Korean-American group's full-page ad raps Abe over 'comfort women'.
A Korean-American group placed a full-page advertisement criticizing Japanese Prime Minister Shinzo Abe's response to the ''comfort women'' issue on the New York Times on Friday, just a day after a similar advertisement was placed on the Washington Post by a different U.S. civic group.
In the ad titled ''An Open Letter to: Mr. Shinzo Abe,'' the Korean American National Coordinating Council said Abe's recent negative response to the U.S. House Resolution urging Japan to formally and unequivocally admit responsibility over its sexual exploitation of Asian women during World War II was ''received with uniform outrage by the 1.2 million Korean Americans.''
''Mr. Abe, your assertion that those kidnapped women, numbering 200,000 mostly Koreans but also some Chinese, Filipino, Thai and even Dutch were not coerced into servitude and that this crime was not committed by the Japanese authority, but rather by some civilian entities, makes us nauseous!,'' it said.
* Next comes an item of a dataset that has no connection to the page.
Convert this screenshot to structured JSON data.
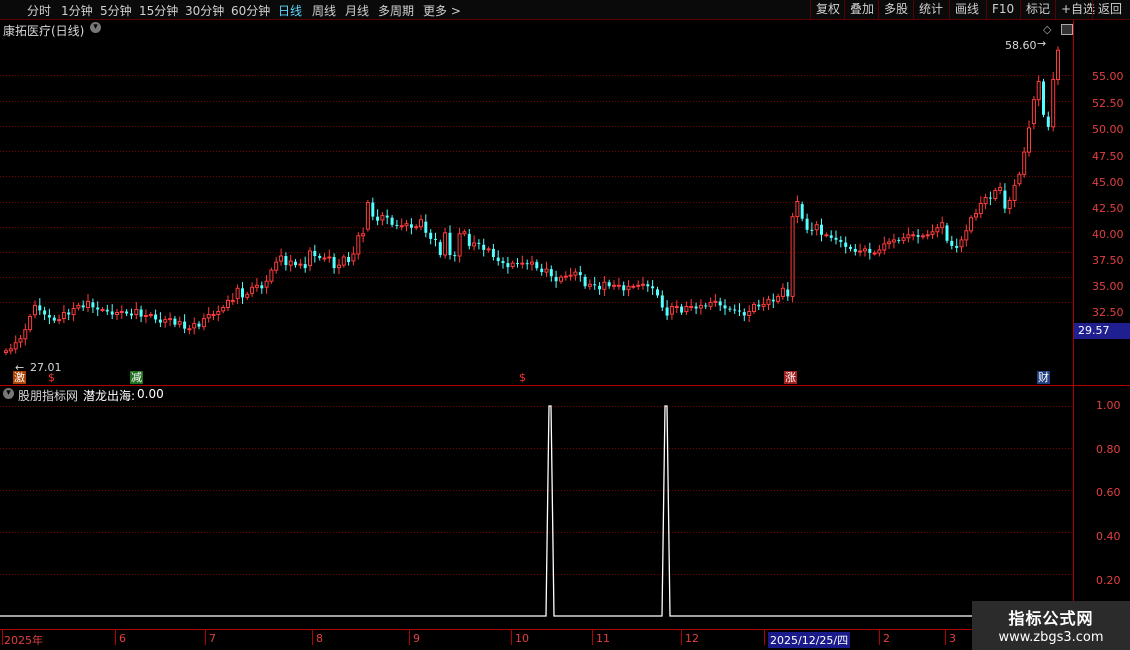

''It is precisely this kind of unrepentant, arrogant mentality that can and will abrogate Japan's current standing and potential leadership role in the Asia.''
The letter also referred to 17 Japanese citizens Japan determined to be kidnapped by North Korea so far, saying that many Korean Americans felt sympathy for them.
But it said, ''Mr. Abe, in view of your arrogant posture with regard to the 200,000 Korean 'Ex-Sex Slaves,' many of us no longer respond with misgivings about the unfortunate fate of those 17 Japanese citizens!''
The ad also said many Korean Americans feel that the countries of Northeast Asia have made a tremendous advancement in the past half century and that ''Japan and its people have played an essential role in this development.''
But it said, ''At this point of time however, it is our great concern that the attitude and direction espoused by you and current leadership of Japan will gravely damage this perception and sense of common destiny among the people in this region.''
Abe drew fire in the United States, especially from the media, earlier this year when he said there are no documents to prove the Japanese military physically coerced women to provide sex for its soldiers during the war, citing a government position paper.
To play down his controversial remarks, Abe has repeatedly said he stands by a 1993 statement by then Chief Cabinet Secretary Yohei Kono that admitted that the women were recruited against their will in many cases.
But the so-called Kono statement said the women were drafted mainly by private recruiters entrusted by the military and fell short of explicitly stating the Japanese military's role in the recruitment of such women.